Enter Tsao and McKown, known for their sophisticated color palette and pure forms. With a few hotel projects already under their belt (the guest rooms of the Hard Rock Hotel in Las Vegas and New York’s Tribeca Grand), the partners were eager to get their hands on this historic structure. Their work was extensive, but you’d never know it: old and new mesh seamlessly. The nineteen guest rooms were reconfigured (each has its unique appeal), bathrooms were renovated (some feature decadently oversize claw-foot tubs salvaged from an English spa) and new mechanical and electrical systems were installed throughout. A portico off the dining room was refitted with glass panels set within a bronze framework to create a delightful year-round dining space. And in every room, original decorative details were either restored or eliminated because, as Tsao explains, “much of Peabody and Stearns’s design was ersatz Italianate–we’re much more savvy about architectural styles today. So we simplified things.”
Our junior suite, located in a quiet corner of the second story, was streamlined elegance at its best. Filled with cool beiges and rusty reds, the room had vaguely Moderne chairs upholstered in velvet, a tall paisley headboard of the architects’ own design and, at the windows, layers of curtains and Roman shades, which created the kind of middle-of-the-night darkness you’d ordinarily be lucky to dream about. There was a wood-burning fireplace, a bathroom large enough to have housed our entire traveling party had we not booked a second, smaller room, and a colonnaded balcony offering one of Wheatleigh’s signature views.

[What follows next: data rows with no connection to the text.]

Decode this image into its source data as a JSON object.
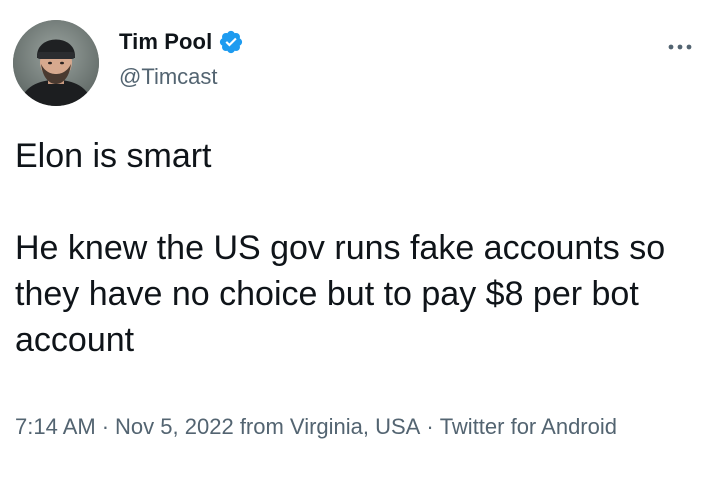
{
  "author": {
    "display_name": "Tim Pool",
    "handle": "@Timcast",
    "verified": true,
    "verified_color": "#1d9bf0"
  },
  "tweet": {
    "text": "Elon is smart\n\nHe knew the US gov runs fake accounts so they have no choice but to pay $8 per bot account"
  },
  "meta": {
    "time": "7:14 AM",
    "separator": "·",
    "date": "Nov 5, 2022",
    "location": "from Virginia, USA",
    "client": "Twitter for Android"
  },
  "icons": {
    "more": "more-icon",
    "verified": "verified-badge-icon"
  }
}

Other special touches: Frette linens and robes; complimentary baskets of biscuits and sweets; Maison du Chocolat turn-down treats; and, if you’ve still got an appetite, room service that takes the genre to new heights. We had arrived near sunset (and bedtime) on Friday evening, so we quickly ordered up dinner for the group–artfully arranged salads, halibut served in huge Asian-style bowls, sirloin steak garnished with potatoes that miraculously retained their crunch to the very last frite. Dinner was so delicious, in fact, that the next night, my wife and I descended to the dining room with high expectations…. we were not disappointed….
…I’d say Wheatleigh’s cornered the market on perfection in this neck of the woods.